(App and web page records)
---
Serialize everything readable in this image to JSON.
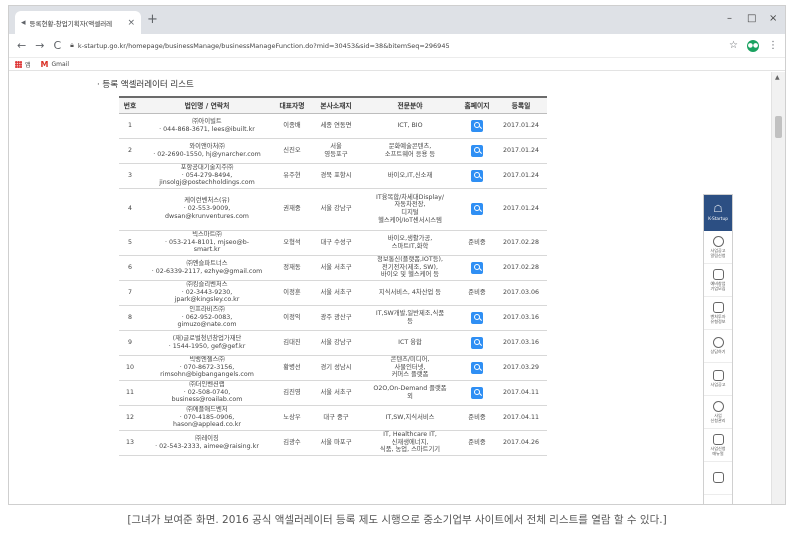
{
  "browser": {
    "tab_title": "등록현황-창업기획자(액셀러레",
    "tab_close": "×",
    "new_tab": "+",
    "url": "k-startup.go.kr/homepage/businessManage/businessManageFunction.do?mid=30453&sid=38&bitemSeq=296945",
    "bookmarks": [
      "앱",
      "Gmail"
    ],
    "profile_initial": "●●",
    "window_controls": [
      "–",
      "□",
      "×"
    ]
  },
  "page": {
    "heading": "· 등록 액셀러레이터 리스트",
    "columns": [
      "번호",
      "법인명 / 연락처",
      "대표자명",
      "본사소재지",
      "전문분야",
      "홈페이지",
      "등록일"
    ],
    "rows": [
      {
        "no": "1",
        "name": [
          "㈜아이빌트",
          "· 044-868-3671, lees@ibuilt.kr"
        ],
        "ceo": "이종배",
        "loc": [
          "세종 연동면"
        ],
        "field": [
          "ICT, BIO"
        ],
        "home": "icon",
        "date": "2017.01.24"
      },
      {
        "no": "2",
        "name": [
          "와이앤아처㈜",
          "· 02-2690-1550, hj@ynarcher.com"
        ],
        "ceo": "신진오",
        "loc": [
          "서울",
          "영등포구"
        ],
        "field": [
          "문화예술콘텐츠,",
          "소프트웨어 응용 등"
        ],
        "home": "icon",
        "date": "2017.01.24"
      },
      {
        "no": "3",
        "name": [
          "포항공대기술지주㈜",
          "· 054-279-8494,",
          "jinsolgj@postechholdings.com"
        ],
        "ceo": "유주현",
        "loc": [
          "경북 포항시"
        ],
        "field": [
          "바이오,IT,신소재"
        ],
        "home": "icon",
        "date": "2017.01.24"
      },
      {
        "no": "4",
        "name": [
          "케이런벤처스(유)",
          "· 02-553-9009,",
          "dwsan@krunventures.com"
        ],
        "ceo": "권재중",
        "loc": [
          "서울 강남구"
        ],
        "field": [
          "IT융복합/차세대Display/",
          "자동차전장,",
          "디지털",
          "헬스케어/IoT센서시스템"
        ],
        "home": "icon",
        "date": "2017.01.24"
      },
      {
        "no": "5",
        "name": [
          "빅스마트㈜",
          "· 053-214-8101, mjseo@b-",
          "smart.kr"
        ],
        "ceo": "오형석",
        "loc": [
          "대구 수성구"
        ],
        "field": [
          "바이오,생활가공,",
          "스마트IT,화학"
        ],
        "home": "준비중",
        "date": "2017.02.28"
      },
      {
        "no": "6",
        "name": [
          "㈜엔슬파트너스",
          "· 02-6339-2117, ezhye@gmail.com"
        ],
        "ceo": "정재동",
        "loc": [
          "서울 서초구"
        ],
        "field": [
          "정보통신(플랫폼,IOT등),",
          "전기전자(제조, SW),",
          "바이오 및 헬스케어 등"
        ],
        "home": "icon",
        "date": "2017.02.28"
      },
      {
        "no": "7",
        "name": [
          "㈜킹슬리벤처스",
          "· 02-3443-9230,",
          "jpark@kingsley.co.kr"
        ],
        "ceo": "이정훈",
        "loc": [
          "서울 서초구"
        ],
        "field": [
          "지식서비스, 4차산업 등"
        ],
        "home": "준비중",
        "date": "2017.03.06"
      },
      {
        "no": "8",
        "name": [
          "인프라비즈㈜",
          "· 062-952-0083,",
          "gimuzo@nate.com"
        ],
        "ceo": "이정익",
        "loc": [
          "광주 광산구"
        ],
        "field": [
          "IT,SW개발,일반제조,식품",
          "등"
        ],
        "home": "icon",
        "date": "2017.03.16"
      },
      {
        "no": "9",
        "name": [
          "(재)글로벌청년창업가재단",
          "· 1544-1950, gef@gef.kr"
        ],
        "ceo": "김대진",
        "loc": [
          "서울 강남구"
        ],
        "field": [
          "ICT 융합"
        ],
        "home": "icon",
        "date": "2017.03.16"
      },
      {
        "no": "10",
        "name": [
          "빅뱅엔젤스㈜",
          "· 070-8672-3156,",
          "rimsohn@bigbangangels.com"
        ],
        "ceo": "황병선",
        "loc": [
          "경기 성남시"
        ],
        "field": [
          "콘텐츠/미디어,",
          "사물인터넷,",
          "커머스 플랫폼"
        ],
        "home": "icon",
        "date": "2017.03.29"
      },
      {
        "no": "11",
        "name": [
          "㈜더인벤션랩",
          "· 02-508-0740,",
          "business@roailab.com"
        ],
        "ceo": "김진영",
        "loc": [
          "서울 서초구"
        ],
        "field": [
          "O2O,On-Demand 플랫폼",
          "외"
        ],
        "home": "icon",
        "date": "2017.04.11"
      },
      {
        "no": "12",
        "name": [
          "㈜에플애드벤처",
          "· 070-4185-0906,",
          "hason@applead.co.kr"
        ],
        "ceo": "노상우",
        "loc": [
          "대구 중구"
        ],
        "field": [
          "IT,SW,지식서비스"
        ],
        "home": "준비중",
        "date": "2017.04.11"
      },
      {
        "no": "13",
        "name": [
          "㈜레이징",
          "· 02-543-2333, aimee@raising.kr"
        ],
        "ceo": "김광수",
        "loc": [
          "서울 마포구"
        ],
        "field": [
          "IT, Healthcare IT,",
          "신재생에너지,",
          "식품, 농업, 스마트기기"
        ],
        "home": "준비중",
        "date": "2017.04.26"
      }
    ]
  },
  "sidebar": {
    "top_label": "K-Startup",
    "items": [
      {
        "label": "사업공고\n알림신청",
        "icon": "bulb-icon"
      },
      {
        "label": "예비창업\n기업모집",
        "icon": "document-icon"
      },
      {
        "label": "벤처투자\n유형정보",
        "icon": "bell-icon"
      },
      {
        "label": "상담하기",
        "icon": "headset-icon"
      },
      {
        "label": "사업공고",
        "icon": "megaphone-icon"
      },
      {
        "label": "사업\n신청관리",
        "icon": "gear-icon"
      },
      {
        "label": "사업신청\n매뉴얼",
        "icon": "calendar-icon"
      },
      {
        "label": "",
        "icon": "question-icon"
      }
    ]
  },
  "caption": "[그녀가 보여준 화면. 2016 공식 액셀러레이터 등록 제도 시행으로 중소기업부 사이트에서 전체 리스트를 열람 할 수 있다.]"
}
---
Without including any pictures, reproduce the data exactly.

Serialize everything readable in this image to JSON.
{
  "browser": {
    "tab_title": "등록현황-창업기획자(액셀러레",
    "tab_close": "×",
    "new_tab": "+",
    "url": "k-startup.go.kr/homepage/businessManage/businessManageFunction.do?mid=30453&sid=38&bitemSeq=296945",
    "bookmarks": [
      "앱",
      "Gmail"
    ],
    "profile_initial": "●●",
    "window_controls": [
      "–",
      "□",
      "×"
    ]
  },
  "page": {
    "heading": "· 등록 액셀러레이터 리스트",
    "columns": [
      "번호",
      "법인명 / 연락처",
      "대표자명",
      "본사소재지",
      "전문분야",
      "홈페이지",
      "등록일"
    ],
    "rows": [
      {
        "no": "1",
        "name": [
          "㈜아이빌트",
          "· 044-868-3671, lees@ibuilt.kr"
        ],
        "ceo": "이종배",
        "loc": [
          "세종 연동면"
        ],
        "field": [
          "ICT, BIO"
        ],
        "home": "icon",
        "date": "2017.01.24"
      },
      {
        "no": "2",
        "name": [
          "와이앤아처㈜",
          "· 02-2690-1550, hj@ynarcher.com"
        ],
        "ceo": "신진오",
        "loc": [
          "서울",
          "영등포구"
        ],
        "field": [
          "문화예술콘텐츠,",
          "소프트웨어 응용 등"
        ],
        "home": "icon",
        "date": "2017.01.24"
      },
      {
        "no": "3",
        "name": [
          "포항공대기술지주㈜",
          "· 054-279-8494,",
          "jinsolgj@postechholdings.com"
        ],
        "ceo": "유주현",
        "loc": [
          "경북 포항시"
        ],
        "field": [
          "바이오,IT,신소재"
        ],
        "home": "icon",
        "date": "2017.01.24"
      },
      {
        "no": "4",
        "name": [
          "케이런벤처스(유)",
          "· 02-553-9009,",
          "dwsan@krunventures.com"
        ],
        "ceo": "권재중",
        "loc": [
          "서울 강남구"
        ],
        "field": [
          "IT융복합/차세대Display/",
          "자동차전장,",
          "디지털",
          "헬스케어/IoT센서시스템"
        ],
        "home": "icon",
        "date": "2017.01.24"
      },
      {
        "no": "5",
        "name": [
          "빅스마트㈜",
          "· 053-214-8101, mjseo@b-",
          "smart.kr"
        ],
        "ceo": "오형석",
        "loc": [
          "대구 수성구"
        ],
        "field": [
          "바이오,생활가공,",
          "스마트IT,화학"
        ],
        "home": "준비중",
        "date": "2017.02.28"
      },
      {
        "no": "6",
        "name": [
          "㈜엔슬파트너스",
          "· 02-6339-2117, ezhye@gmail.com"
        ],
        "ceo": "정재동",
        "loc": [
          "서울 서초구"
        ],
        "field": [
          "정보통신(플랫폼,IOT등),",
          "전기전자(제조, SW),",
          "바이오 및 헬스케어 등"
        ],
        "home": "icon",
        "date": "2017.02.28"
      },
      {
        "no": "7",
        "name": [
          "㈜킹슬리벤처스",
          "· 02-3443-9230,",
          "jpark@kingsley.co.kr"
        ],
        "ceo": "이정훈",
        "loc": [
          "서울 서초구"
        ],
        "field": [
          "지식서비스, 4차산업 등"
        ],
        "home": "준비중",
        "date": "2017.03.06"
      },
      {
        "no": "8",
        "name": [
          "인프라비즈㈜",
          "· 062-952-0083,",
          "gimuzo@nate.com"
        ],
        "ceo": "이정익",
        "loc": [
          "광주 광산구"
        ],
        "field": [
          "IT,SW개발,일반제조,식품",
          "등"
        ],
        "home": "icon",
        "date": "2017.03.16"
      },
      {
        "no": "9",
        "name": [
          "(재)글로벌청년창업가재단",
          "· 1544-1950, gef@gef.kr"
        ],
        "ceo": "김대진",
        "loc": [
          "서울 강남구"
        ],
        "field": [
          "ICT 융합"
        ],
        "home": "icon",
        "date": "2017.03.16"
      },
      {
        "no": "10",
        "name": [
          "빅뱅엔젤스㈜",
          "· 070-8672-3156,",
          "rimsohn@bigbangangels.com"
        ],
        "ceo": "황병선",
        "loc": [
          "경기 성남시"
        ],
        "field": [
          "콘텐츠/미디어,",
          "사물인터넷,",
          "커머스 플랫폼"
        ],
        "home": "icon",
        "date": "2017.03.29"
      },
      {
        "no": "11",
        "name": [
          "㈜더인벤션랩",
          "· 02-508-0740,",
          "business@roailab.com"
        ],
        "ceo": "김진영",
        "loc": [
          "서울 서초구"
        ],
        "field": [
          "O2O,On-Demand 플랫폼",
          "외"
        ],
        "home": "icon",
        "date": "2017.04.11"
      },
      {
        "no": "12",
        "name": [
          "㈜에플애드벤처",
          "· 070-4185-0906,",
          "hason@applead.co.kr"
        ],
        "ceo": "노상우",
        "loc": [
          "대구 중구"
        ],
        "field": [
          "IT,SW,지식서비스"
        ],
        "home": "준비중",
        "date": "2017.04.11"
      },
      {
        "no": "13",
        "name": [
          "㈜레이징",
          "· 02-543-2333, aimee@raising.kr"
        ],
        "ceo": "김광수",
        "loc": [
          "서울 마포구"
        ],
        "field": [
          "IT, Healthcare IT,",
          "신재생에너지,",
          "식품, 농업, 스마트기기"
        ],
        "home": "준비중",
        "date": "2017.04.26"
      }
    ]
  },
  "sidebar": {
    "top_label": "K-Startup",
    "items": [
      {
        "label": "사업공고\n알림신청",
        "icon": "bulb-icon"
      },
      {
        "label": "예비창업\n기업모집",
        "icon": "document-icon"
      },
      {
        "label": "벤처투자\n유형정보",
        "icon": "bell-icon"
      },
      {
        "label": "상담하기",
        "icon": "headset-icon"
      },
      {
        "label": "사업공고",
        "icon": "megaphone-icon"
      },
      {
        "label": "사업\n신청관리",
        "icon": "gear-icon"
      },
      {
        "label": "사업신청\n매뉴얼",
        "icon": "calendar-icon"
      },
      {
        "label": "",
        "icon": "question-icon"
      }
    ]
  },
  "caption": "[그녀가 보여준 화면. 2016 공식 액셀러레이터 등록 제도 시행으로 중소기업부 사이트에서 전체 리스트를 열람 할 수 있다.]"
}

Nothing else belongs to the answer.